◆ EXERCISE DIRECTIONS: Please copy each line from the entries that contains the string "floating".

◆ EXTRACTED DATA:
──────

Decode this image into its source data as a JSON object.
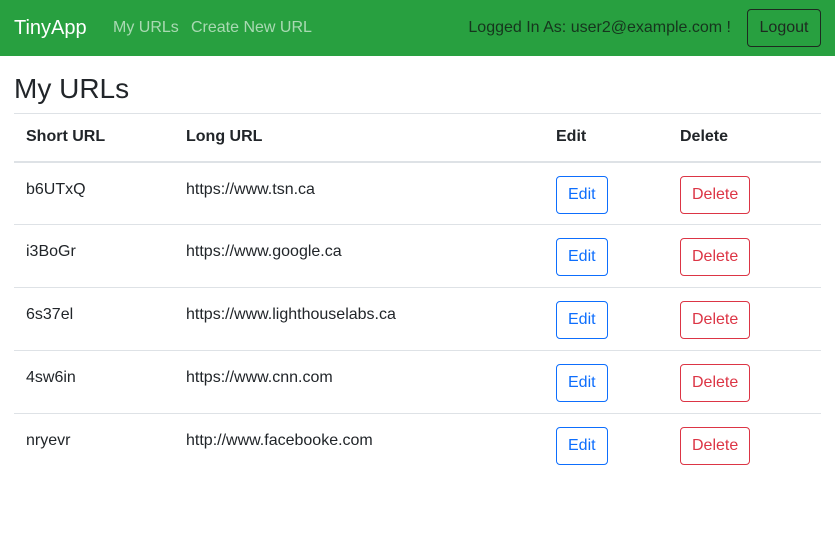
{
  "navbar": {
    "brand": "TinyApp",
    "links": [
      "My URLs",
      "Create New URL"
    ],
    "logged_in_text": "Logged In As: user2@example.com !",
    "logout_label": "Logout"
  },
  "colors": {
    "navbar_bg": "#28a040",
    "edit_accent": "#0d6efd",
    "delete_accent": "#dc3545"
  },
  "page": {
    "title": "My URLs"
  },
  "table": {
    "headers": [
      "Short URL",
      "Long URL",
      "Edit",
      "Delete"
    ],
    "rows": [
      {
        "short": "b6UTxQ",
        "long": "https://www.tsn.ca",
        "edit": "Edit",
        "delete": "Delete"
      },
      {
        "short": "i3BoGr",
        "long": "https://www.google.ca",
        "edit": "Edit",
        "delete": "Delete"
      },
      {
        "short": "6s37el",
        "long": "https://www.lighthouselabs.ca",
        "edit": "Edit",
        "delete": "Delete"
      },
      {
        "short": "4sw6in",
        "long": "https://www.cnn.com",
        "edit": "Edit",
        "delete": "Delete"
      },
      {
        "short": "nryevr",
        "long": "http://www.facebooke.com",
        "edit": "Edit",
        "delete": "Delete"
      }
    ]
  }
}
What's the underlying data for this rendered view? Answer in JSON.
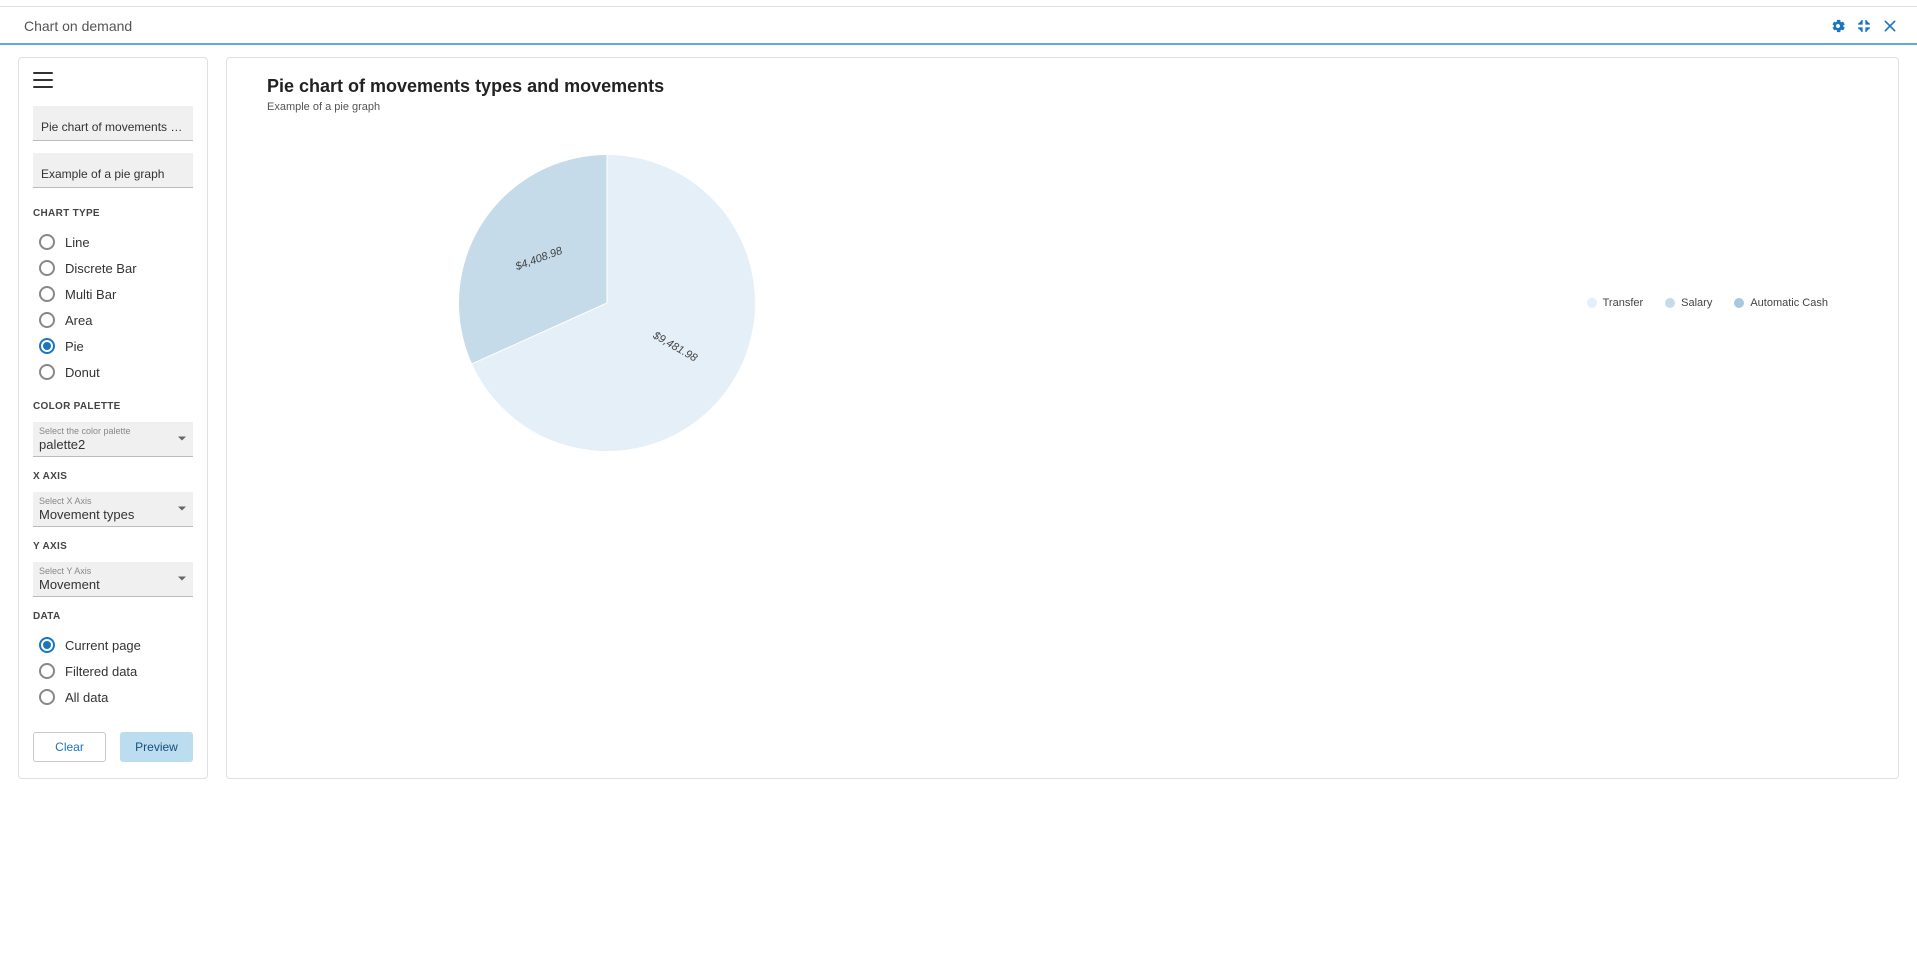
{
  "header": {
    "title": "Chart on demand"
  },
  "sidebar": {
    "title_value": "Pie chart of movements types and movements",
    "subtitle_value": "Example of a pie graph",
    "chart_type_label": "CHART TYPE",
    "chart_types": {
      "line": {
        "label": "Line",
        "checked": false
      },
      "dbar": {
        "label": "Discrete Bar",
        "checked": false
      },
      "mbar": {
        "label": "Multi Bar",
        "checked": false
      },
      "area": {
        "label": "Area",
        "checked": false
      },
      "pie": {
        "label": "Pie",
        "checked": true
      },
      "donut": {
        "label": "Donut",
        "checked": false
      }
    },
    "palette_label": "COLOR PALETTE",
    "palette_select": {
      "floating": "Select the color palette",
      "value": "palette2"
    },
    "xaxis_label": "X AXIS",
    "xaxis_select": {
      "floating": "Select X Axis",
      "value": "Movement types"
    },
    "yaxis_label": "Y AXIS",
    "yaxis_select": {
      "floating": "Select Y Axis",
      "value": "Movement"
    },
    "data_label": "DATA",
    "data_scope": {
      "current": {
        "label": "Current page",
        "checked": true
      },
      "filtered": {
        "label": "Filtered data",
        "checked": false
      },
      "all": {
        "label": "All data",
        "checked": false
      }
    },
    "buttons": {
      "clear": "Clear",
      "preview": "Preview"
    }
  },
  "chart_header": {
    "title": "Pie chart of movements types and movements",
    "subtitle": "Example of a pie graph"
  },
  "legend": {
    "items": [
      {
        "label": "Transfer",
        "color": "#e4eff8"
      },
      {
        "label": "Salary",
        "color": "#c6dbe9"
      },
      {
        "label": "Automatic Cash",
        "color": "#a7c8de"
      }
    ]
  },
  "chart_data": {
    "type": "pie",
    "title": "Pie chart of movements types and movements",
    "subtitle": "Example of a pie graph",
    "series": [
      {
        "name": "Transfer",
        "value": 9481.98,
        "label": "$9,481.98",
        "color": "#e4eff8"
      },
      {
        "name": "Salary",
        "value": 4408.98,
        "label": "$4,408.98",
        "color": "#c6dbe9"
      },
      {
        "name": "Automatic Cash",
        "value": 0,
        "label": "",
        "color": "#a7c8de"
      }
    ],
    "legend_position": "right"
  }
}
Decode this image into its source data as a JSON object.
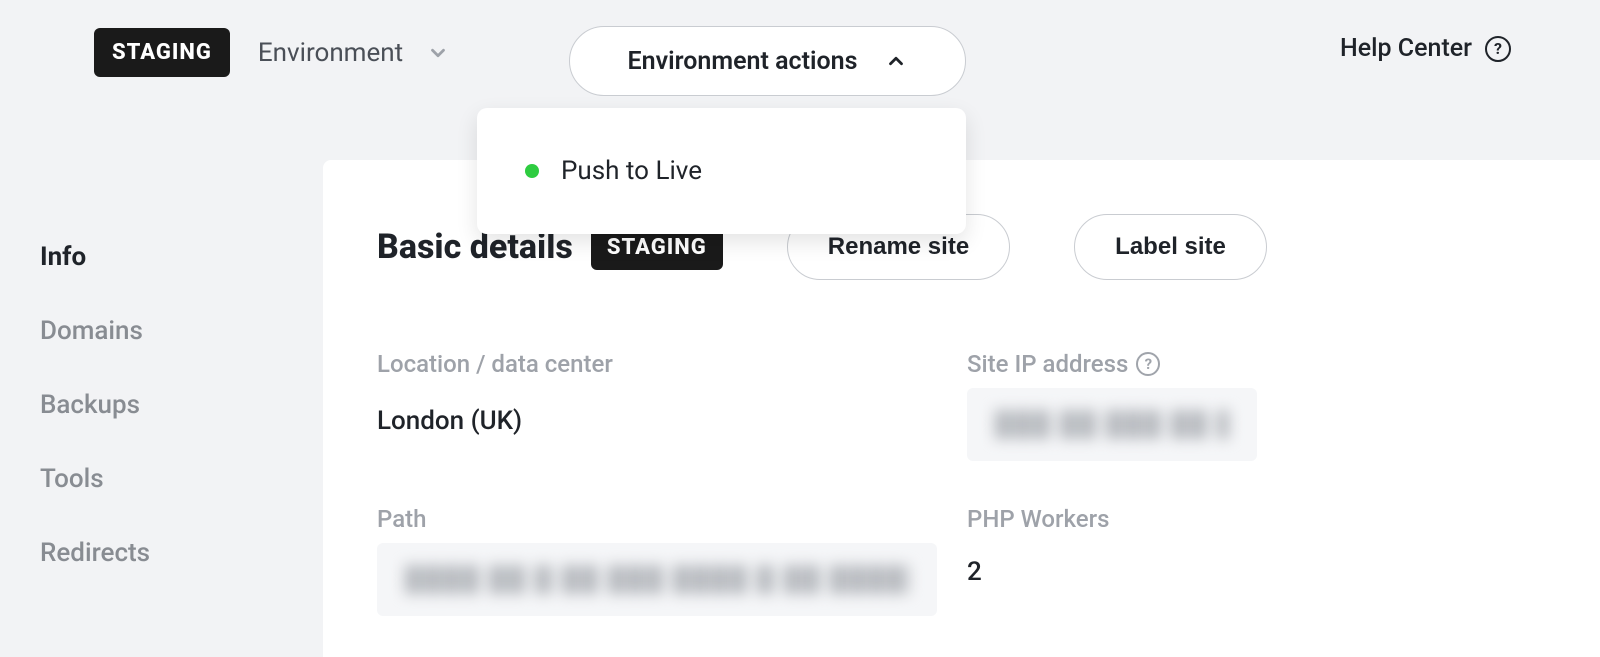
{
  "topbar": {
    "env_badge": "STAGING",
    "env_label": "Environment",
    "actions_label": "Environment actions",
    "dropdown": {
      "items": [
        {
          "label": "Push to Live"
        }
      ]
    },
    "help_label": "Help Center"
  },
  "sidebar": {
    "items": [
      {
        "label": "Info",
        "active": true
      },
      {
        "label": "Domains",
        "active": false
      },
      {
        "label": "Backups",
        "active": false
      },
      {
        "label": "Tools",
        "active": false
      },
      {
        "label": "Redirects",
        "active": false
      }
    ]
  },
  "panel": {
    "title": "Basic details",
    "badge": "STAGING",
    "rename_label": "Rename site",
    "label_site_label": "Label site",
    "fields": {
      "location_label": "Location / data center",
      "location_value": "London (UK)",
      "ip_label": "Site IP address",
      "ip_value": "███ ██ ███ ██  ███ ██",
      "path_label": "Path",
      "path_value": "████ ██ █ ██  ███ ████ █ ██ █████  ███ ███████",
      "php_label": "PHP Workers",
      "php_value": "2"
    }
  }
}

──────

◆ ANSWER BOX:
      "floating": "Select the color palette",
      "floating": "Select X Axis",
      "floating": "Select Y Axis",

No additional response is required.